Reminiscent of Alexandre Aja's 2003 movie, High Tension, Silent House is based upon Gustavo Hernadez's, 1940s period piece from Uruguay La Casa Muda (2010) and is filmed in the same 'continuous take' style Alfred Hitchcock used in Rope (1948).
The story concerns two brothers John and Peter (Adam Trese and Sheffer Stevens) and their niece Sarah (Elizabeth Olsen; younger sibling of the Olsen twins Mary Kate and Ashley) preparing to close down a beach house that was once owned by their family.
When Sarah's childhood friend shows up on the porch, she doesn't recognise her at first, but slowly her memory begins to recall her, with her friend giving her a cryptic message... "How could you forget me?"

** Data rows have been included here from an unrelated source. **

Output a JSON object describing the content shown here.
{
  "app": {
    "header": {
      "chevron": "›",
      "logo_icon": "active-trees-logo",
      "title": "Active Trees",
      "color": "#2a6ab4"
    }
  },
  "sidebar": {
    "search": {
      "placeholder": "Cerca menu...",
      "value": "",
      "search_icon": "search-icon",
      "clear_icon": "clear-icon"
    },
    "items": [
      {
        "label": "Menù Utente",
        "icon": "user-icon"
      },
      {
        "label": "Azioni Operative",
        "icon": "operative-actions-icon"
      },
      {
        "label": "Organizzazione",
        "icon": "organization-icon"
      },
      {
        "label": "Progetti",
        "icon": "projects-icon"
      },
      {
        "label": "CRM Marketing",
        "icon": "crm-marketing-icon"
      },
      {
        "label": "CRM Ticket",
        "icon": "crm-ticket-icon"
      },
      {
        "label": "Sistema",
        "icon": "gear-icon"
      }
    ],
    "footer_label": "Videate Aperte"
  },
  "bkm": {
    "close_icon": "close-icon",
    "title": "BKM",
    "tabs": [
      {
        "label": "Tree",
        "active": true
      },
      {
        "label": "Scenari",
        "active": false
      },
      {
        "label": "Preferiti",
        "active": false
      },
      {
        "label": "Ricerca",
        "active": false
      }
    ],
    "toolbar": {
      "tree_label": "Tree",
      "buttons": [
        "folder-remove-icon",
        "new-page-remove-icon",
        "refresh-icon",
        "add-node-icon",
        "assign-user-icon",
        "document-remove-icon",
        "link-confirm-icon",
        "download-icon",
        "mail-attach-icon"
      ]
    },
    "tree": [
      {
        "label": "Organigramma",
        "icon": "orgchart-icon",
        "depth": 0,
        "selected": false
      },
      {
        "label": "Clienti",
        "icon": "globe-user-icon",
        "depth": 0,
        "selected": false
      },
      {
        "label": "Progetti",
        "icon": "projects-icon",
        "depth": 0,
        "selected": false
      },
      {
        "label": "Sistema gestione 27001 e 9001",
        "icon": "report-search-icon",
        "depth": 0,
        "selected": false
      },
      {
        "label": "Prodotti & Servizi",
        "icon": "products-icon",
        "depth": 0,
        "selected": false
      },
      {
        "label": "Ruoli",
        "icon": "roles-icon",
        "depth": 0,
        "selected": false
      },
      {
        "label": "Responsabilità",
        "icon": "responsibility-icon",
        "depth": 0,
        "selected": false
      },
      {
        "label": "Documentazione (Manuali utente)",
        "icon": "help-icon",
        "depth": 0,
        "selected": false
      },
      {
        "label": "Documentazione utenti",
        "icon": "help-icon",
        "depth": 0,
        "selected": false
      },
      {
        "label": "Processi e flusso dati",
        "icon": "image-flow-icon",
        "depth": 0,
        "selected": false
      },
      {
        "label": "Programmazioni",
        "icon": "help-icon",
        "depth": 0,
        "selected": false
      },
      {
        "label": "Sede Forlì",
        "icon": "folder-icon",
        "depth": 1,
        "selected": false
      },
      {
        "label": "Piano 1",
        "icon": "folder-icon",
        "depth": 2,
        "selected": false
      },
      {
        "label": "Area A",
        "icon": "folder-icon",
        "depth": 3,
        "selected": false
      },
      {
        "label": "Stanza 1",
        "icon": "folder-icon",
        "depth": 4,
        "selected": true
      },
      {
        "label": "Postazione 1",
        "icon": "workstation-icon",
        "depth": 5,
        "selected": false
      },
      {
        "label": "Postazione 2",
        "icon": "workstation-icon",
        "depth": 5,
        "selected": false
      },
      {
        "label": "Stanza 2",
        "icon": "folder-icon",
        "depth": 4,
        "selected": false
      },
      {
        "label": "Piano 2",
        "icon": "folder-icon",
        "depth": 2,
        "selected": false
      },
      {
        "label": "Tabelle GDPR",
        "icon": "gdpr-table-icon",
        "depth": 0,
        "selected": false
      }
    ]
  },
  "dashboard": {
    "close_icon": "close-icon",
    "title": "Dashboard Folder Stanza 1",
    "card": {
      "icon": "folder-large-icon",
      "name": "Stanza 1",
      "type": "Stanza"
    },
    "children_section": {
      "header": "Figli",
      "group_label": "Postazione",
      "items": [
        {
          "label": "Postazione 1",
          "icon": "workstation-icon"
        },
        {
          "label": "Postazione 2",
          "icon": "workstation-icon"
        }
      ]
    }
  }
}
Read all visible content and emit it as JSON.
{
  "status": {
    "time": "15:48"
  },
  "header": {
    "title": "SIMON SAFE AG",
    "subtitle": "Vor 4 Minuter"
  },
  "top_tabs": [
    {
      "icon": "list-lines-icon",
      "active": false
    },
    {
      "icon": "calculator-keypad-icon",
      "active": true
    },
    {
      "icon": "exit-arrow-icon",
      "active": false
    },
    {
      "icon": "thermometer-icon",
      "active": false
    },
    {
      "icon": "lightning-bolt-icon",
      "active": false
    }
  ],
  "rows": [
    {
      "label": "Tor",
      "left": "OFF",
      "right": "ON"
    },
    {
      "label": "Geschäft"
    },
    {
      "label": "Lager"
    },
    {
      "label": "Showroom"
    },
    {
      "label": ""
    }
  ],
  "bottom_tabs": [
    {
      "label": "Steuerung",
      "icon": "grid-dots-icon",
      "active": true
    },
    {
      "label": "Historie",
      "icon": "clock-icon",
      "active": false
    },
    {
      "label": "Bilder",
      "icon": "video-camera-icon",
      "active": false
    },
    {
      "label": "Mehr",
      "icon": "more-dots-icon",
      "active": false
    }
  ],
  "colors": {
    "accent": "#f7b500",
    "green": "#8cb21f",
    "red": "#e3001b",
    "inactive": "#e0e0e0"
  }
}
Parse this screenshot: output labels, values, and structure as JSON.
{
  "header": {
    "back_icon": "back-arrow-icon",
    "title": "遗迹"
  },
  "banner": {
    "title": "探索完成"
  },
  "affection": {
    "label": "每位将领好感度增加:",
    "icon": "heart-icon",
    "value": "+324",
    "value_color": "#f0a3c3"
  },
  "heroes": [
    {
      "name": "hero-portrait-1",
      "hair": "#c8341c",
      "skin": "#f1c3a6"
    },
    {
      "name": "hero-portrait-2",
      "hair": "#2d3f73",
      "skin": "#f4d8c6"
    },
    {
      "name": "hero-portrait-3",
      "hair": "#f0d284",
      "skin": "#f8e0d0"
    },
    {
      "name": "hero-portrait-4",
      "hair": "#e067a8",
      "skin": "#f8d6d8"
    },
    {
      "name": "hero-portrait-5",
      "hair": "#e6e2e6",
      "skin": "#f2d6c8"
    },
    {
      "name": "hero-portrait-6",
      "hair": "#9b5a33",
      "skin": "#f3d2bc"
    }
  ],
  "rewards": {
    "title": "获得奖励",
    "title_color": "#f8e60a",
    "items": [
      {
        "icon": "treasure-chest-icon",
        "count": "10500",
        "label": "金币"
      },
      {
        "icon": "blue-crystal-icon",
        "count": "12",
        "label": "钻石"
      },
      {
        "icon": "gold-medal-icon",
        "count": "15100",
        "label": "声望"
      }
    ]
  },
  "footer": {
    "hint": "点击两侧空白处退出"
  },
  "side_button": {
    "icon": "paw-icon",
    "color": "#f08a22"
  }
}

When Peter heads into town to get supplies, Sarah is left alone with her father John, who is wounded by an unknown intruder in the house. After eluding this mysterious stranger, she soon discovers her father's body has vanished, but the stranger is still there looking for her.
As the film progresses, the question starts to arise whether these events are in fact reality, or is Sarah delusional?
Director Chris Kentis and writer/producer Laura Lau's Open Water was a tense, innovative film and they do their best to recapture the magic in this movie. Sadly, it backfires as we've simply seen it all before, replicating elements from Wait Until Dark and Roman Polanski's Repulsion for shock value and scare tactics. The script is weak and the characters are in desperate need of being fleshed out.
There's also far too much shaky cam as well. Okay, it's one take and we understand the need for the handheld approach, but a little more steadiness would keep the audience invested in the story the filmmakers are trying to tell instead of them feeling like they're a passenger on the Costa Concordia.
Performance wise Adam Trese and Eric Sheffer Stevens are adequate in their roles, but it's Elizabeth Olsen that's the real stand out - without a doubt we'll be seeing her do great work in the future (though her crying scenes are an odd cross between laughing and hiccuping that could be either cute or annoying depending on your taste).
Silent House starts strong, with an intriguing first half that's peppered with a few scares, but in the third act the movie falls apart once you learn what's 'behind the curtain', delivering a disappointing, predictable ending.
Expected rating: 6 out of 10